“We have the same goal — providing more prosperity and upward mobility, I just honestly believe free enterprise is a better way of doing it,” he added.

The pope, of course, sees both economics and climate change as moral issues, and said as much in his papal documents. But Rubio’s faith — public or private — has long been something he builds on his own, irrespective of concerns voiced by religious authorities. In fact, Rubio’s theology is arguably a bit liberal in this way, championing the spiritual rights of the individual over and against calls for obedience from faith leaders.

Just don’t expect his religious open-mindedness to manifest as support for progressive policies.

* * *

Though the pope may frustrate Republican politicians, Rubio’s candidacy likely won’t be defined by a debate with any single religious figure. He has already proven adept at dodging spiritual criticism while maintaining the support of faith voters.
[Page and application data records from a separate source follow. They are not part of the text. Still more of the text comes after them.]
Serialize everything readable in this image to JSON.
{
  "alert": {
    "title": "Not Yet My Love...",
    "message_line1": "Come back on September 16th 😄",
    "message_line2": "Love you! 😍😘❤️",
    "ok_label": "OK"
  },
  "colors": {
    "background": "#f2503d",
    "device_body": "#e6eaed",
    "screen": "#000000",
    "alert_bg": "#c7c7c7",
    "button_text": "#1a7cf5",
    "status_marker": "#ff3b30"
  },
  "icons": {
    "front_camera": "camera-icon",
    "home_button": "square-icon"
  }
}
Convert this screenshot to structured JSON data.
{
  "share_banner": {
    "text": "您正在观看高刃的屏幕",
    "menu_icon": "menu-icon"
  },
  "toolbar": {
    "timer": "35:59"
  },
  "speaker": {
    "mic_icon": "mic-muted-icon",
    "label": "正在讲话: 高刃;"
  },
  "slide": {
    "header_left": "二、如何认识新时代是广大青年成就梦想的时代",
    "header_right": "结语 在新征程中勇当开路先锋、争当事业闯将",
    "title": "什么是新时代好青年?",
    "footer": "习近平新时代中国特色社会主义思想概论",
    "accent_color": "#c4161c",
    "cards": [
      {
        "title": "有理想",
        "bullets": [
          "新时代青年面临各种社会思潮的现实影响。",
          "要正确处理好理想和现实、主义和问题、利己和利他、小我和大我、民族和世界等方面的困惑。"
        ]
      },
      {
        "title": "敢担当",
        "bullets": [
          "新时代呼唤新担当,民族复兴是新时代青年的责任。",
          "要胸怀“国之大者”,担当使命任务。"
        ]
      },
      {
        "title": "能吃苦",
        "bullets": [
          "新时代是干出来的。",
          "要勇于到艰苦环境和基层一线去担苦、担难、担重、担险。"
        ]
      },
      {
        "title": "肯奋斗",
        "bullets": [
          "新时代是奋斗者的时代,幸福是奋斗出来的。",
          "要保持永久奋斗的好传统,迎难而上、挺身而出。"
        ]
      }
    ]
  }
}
After all, if there is anything Rubio knows well, it’s how to speak to multiple religious groups at once — be they Mormons, evangelical Protestants, or even subdivisions of his own Catholic tradition.

Time will tell whether his faithful syncretism will be enough to unite the conservative masses, or if his hodgepodge faith is only building a political house on shifting sands.

This article is part of our ongoing series on the faith of presidential candidates. You can find our first entry, which chronicles Gov. Scott Walker’s questionable claims to evangelicalism, here. Our second entry, which details the faith of Donald Trump, is here. And our third article explaining the complex faith of Dr. Ben Carson

is here.